**Directions for this task:** Exact copies of all the records are to be printed.

**Provided records:**
+++

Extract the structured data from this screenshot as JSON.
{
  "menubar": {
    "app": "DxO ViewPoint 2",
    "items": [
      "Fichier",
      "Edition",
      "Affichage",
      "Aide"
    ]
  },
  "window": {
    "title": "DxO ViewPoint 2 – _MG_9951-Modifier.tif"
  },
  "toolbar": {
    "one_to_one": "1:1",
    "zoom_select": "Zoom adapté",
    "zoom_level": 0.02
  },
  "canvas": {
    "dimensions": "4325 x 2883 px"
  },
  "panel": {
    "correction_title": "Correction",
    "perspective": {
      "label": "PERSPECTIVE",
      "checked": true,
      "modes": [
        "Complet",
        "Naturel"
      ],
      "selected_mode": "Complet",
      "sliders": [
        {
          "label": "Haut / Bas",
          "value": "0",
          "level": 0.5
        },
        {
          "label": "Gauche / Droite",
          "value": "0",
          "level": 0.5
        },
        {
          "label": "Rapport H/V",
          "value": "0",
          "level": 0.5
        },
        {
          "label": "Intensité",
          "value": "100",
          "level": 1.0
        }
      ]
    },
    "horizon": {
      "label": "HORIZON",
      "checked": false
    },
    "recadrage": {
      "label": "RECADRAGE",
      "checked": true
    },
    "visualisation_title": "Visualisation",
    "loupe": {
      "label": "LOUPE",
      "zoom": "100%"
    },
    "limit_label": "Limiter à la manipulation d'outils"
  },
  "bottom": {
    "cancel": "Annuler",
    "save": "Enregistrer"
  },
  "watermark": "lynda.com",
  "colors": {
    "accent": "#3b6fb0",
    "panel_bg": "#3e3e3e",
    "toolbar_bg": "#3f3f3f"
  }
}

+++

**Solution:**
Extract the structured data from this screenshot as JSON.
{
  "menubar": {
    "app": "DxO ViewPoint 2",
    "items": [
      "Fichier",
      "Edition",
      "Affichage",
      "Aide"
    ]
  },
  "window": {
    "title": "DxO ViewPoint 2 – _MG_9951-Modifier.tif"
  },
  "toolbar": {
    "one_to_one": "1:1",
    "zoom_select": "Zoom adapté",
    "zoom_level": 0.02
  },
  "canvas": {
    "dimensions": "4325 x 2883 px"
  },
  "panel": {
    "correction_title": "Correction",
    "perspective": {
      "label": "PERSPECTIVE",
      "checked": true,
      "modes": [
        "Complet",
        "Naturel"
      ],
      "selected_mode": "Complet",
      "sliders": [
        {
          "label": "Haut / Bas",
          "value": "0",
          "level": 0.5
        },
        {
          "label": "Gauche / Droite",
          "value": "0",
          "level": 0.5
        },
        {
          "label": "Rapport H/V",
          "value": "0",
          "level": 0.5
        },
        {
          "label": "Intensité",
          "value": "100",
          "level": 1.0
        }
      ]
    },
    "horizon": {
      "label": "HORIZON",
      "checked": false
    },
    "recadrage": {
      "label": "RECADRAGE",
      "checked": true
    },
    "visualisation_title": "Visualisation",
    "loupe": {
      "label": "LOUPE",
      "zoom": "100%"
    },
    "limit_label": "Limiter à la manipulation d'outils"
  },
  "bottom": {
    "cancel": "Annuler",
    "save": "Enregistrer"
  },
  "watermark": "lynda.com",
  "colors": {
    "accent": "#3b6fb0",
    "panel_bg": "#3e3e3e",
    "toolbar_bg": "#3f3f3f"
  }
}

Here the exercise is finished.